But despite the growing number of opposition leaders, allies-turned-critics and civic groups calling for her resignation, Arroyo indicated that the solid turnout for a rally supporting her had helped provide “a more balanced view” of the public’s opinion on her leadership.
“On the matter of moral accountability and the need to restore trust, I have initiated the creation of a commission or similar body to look into the truth behind issues recently raised against me,” Arroyo said in the letter, read on national television by spokesman Ignacio Bunye.
A truth commission was one of the options that the bishops had outlined on 10 July that took a middle ground on Arroyo’s worst crisis.

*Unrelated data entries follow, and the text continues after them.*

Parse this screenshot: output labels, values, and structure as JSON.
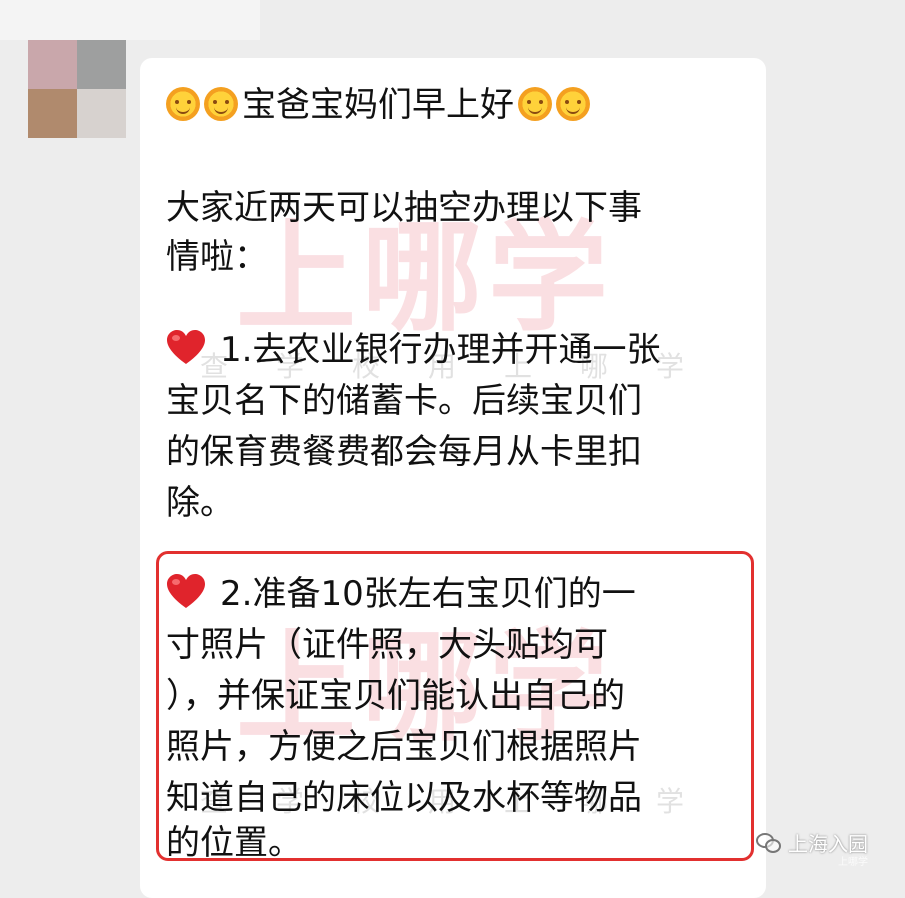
{
  "chat": {
    "greeting": "宝爸宝妈们早上好",
    "intro_line1": "大家近两天可以抽空办理以下事",
    "intro_line2": "情啦：",
    "item1_lines": [
      "1.去农业银行办理并开通一张",
      "宝贝名下的储蓄卡。后续宝贝们",
      "的保育费餐费都会每月从卡里扣",
      "除。"
    ],
    "item2_lines": [
      "2.准备10张左右宝贝们的一",
      "寸照片（证件照，大头贴均可",
      "），并保证宝贝们能认出自己的",
      "照片，方便之后宝贝们根据照片",
      "知道自己的床位以及水杯等物品",
      "的位置。"
    ]
  },
  "watermarks": {
    "big": "上哪学",
    "small": "查学校用上哪学"
  },
  "footer": {
    "account": "上海入园",
    "sub": "上哪学"
  },
  "icons": {
    "sun": "sun-face-emoji-icon",
    "heart": "red-heart-emoji-icon",
    "wechat": "wechat-icon"
  },
  "colors": {
    "highlight_border": "#e2302f",
    "heart": "#e0242c"
  }
}
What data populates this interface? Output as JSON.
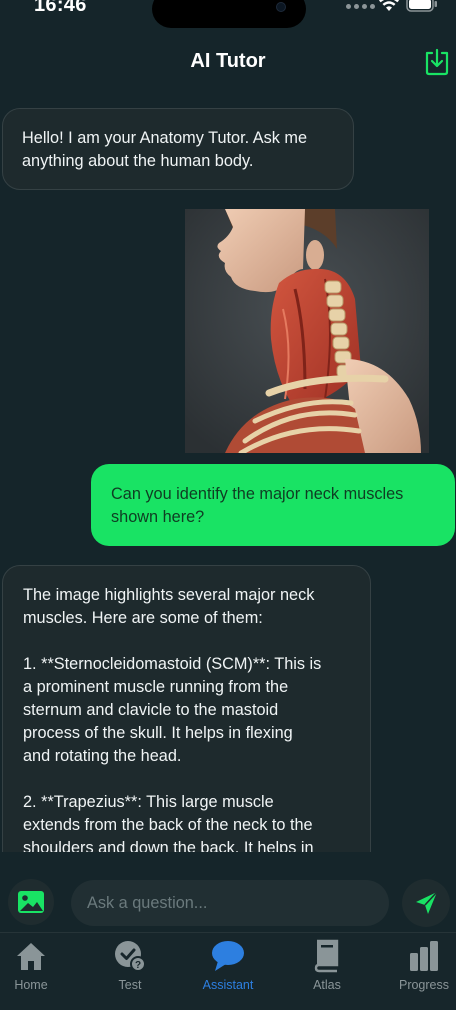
{
  "status_bar": {
    "time": "16:46"
  },
  "header": {
    "title": "AI Tutor"
  },
  "messages": [
    {
      "role": "ai",
      "lines": [
        "Hello! I am your Anatomy Tutor. Ask me",
        "anything about the human body."
      ]
    },
    {
      "role": "user",
      "type": "image",
      "image": "neck-muscles-anatomy-illustration"
    },
    {
      "role": "user",
      "lines": [
        "Can you identify the major neck muscles",
        "shown here?"
      ]
    },
    {
      "role": "ai",
      "lines": [
        "The image highlights several major neck",
        "muscles. Here are some of them:",
        "",
        "1. **Sternocleidomastoid (SCM)**: This is",
        "a prominent muscle running from the",
        "sternum and clavicle to the mastoid",
        "process of the skull. It helps in flexing",
        "and rotating the head.",
        "",
        "2. **Trapezius**: This large muscle",
        "extends from the back of the neck to the",
        "shoulders and down the back. It helps in"
      ]
    }
  ],
  "input": {
    "placeholder": "Ask a question..."
  },
  "tabs": [
    {
      "label": "Home",
      "icon": "home-icon",
      "active": false
    },
    {
      "label": "Test",
      "icon": "test-check-icon",
      "active": false
    },
    {
      "label": "Assistant",
      "icon": "chat-bubble-icon",
      "active": true
    },
    {
      "label": "Atlas",
      "icon": "book-icon",
      "active": false
    },
    {
      "label": "Progress",
      "icon": "bar-chart-icon",
      "active": false
    }
  ],
  "colors": {
    "background": "#15252a",
    "accent_green": "#19e364",
    "accent_blue": "#2d7fe0",
    "bubble_ai": "#1e2a2d"
  }
}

The bishops had stopped short of calling on her to resign but said she should not ignore the issues being raised and should look inside her heart for the right decision.
Archbishop Oscar Cruz said the commission’s parameters were critical – “who will be sitting there and what authority, what powers the truth commission has”.
He hoped the commission would have the authority to “pass judgment and execute it without going to submit it to impeachment or whatever”.
Arroyo believes she made the
Arroyo said that staying on was the right decision.
“On the matter of effective governance, I took to heart the admonition to discern deeply as to whether the erosion of trust is so severe as to be irreversible,” the 58-year-old US-trained economist said.
“I believe that subsequent events and revelations may have given a more balanced view to this question and that my decision to stay in my office is the correct one.”
Arroyo said that quitting, when she has not been charged with any wrongdoing, would undercut the country’s fragile democracy.
“If we allow our country’s president to be pressured to resign under these circumstances, when the issues raised might be speculative … then we expose our already-weakened political system, a system that needs fundamental reform, to the possibility of never-ending political crisis of a similar nature in the future,” she said.
Typical of her combative nature, Arroyo pointed out that allegations of vote rigging were raised during and after the count for the May 2004 vote, which international observers said was generally fair.
She suggested that her opponents were just trying to destabilise her government.
“Accepting the principle of accountability, it may be noted that such issues were raised at a time and in a manner that seems to give credence to the observation that various groups may be manipulating situations for their own agenda, perhaps with the aim of grabbing power,” Arroyo said.
“I am hopeful that the process of searching for the truth will shed light on these disturbing matters as well.”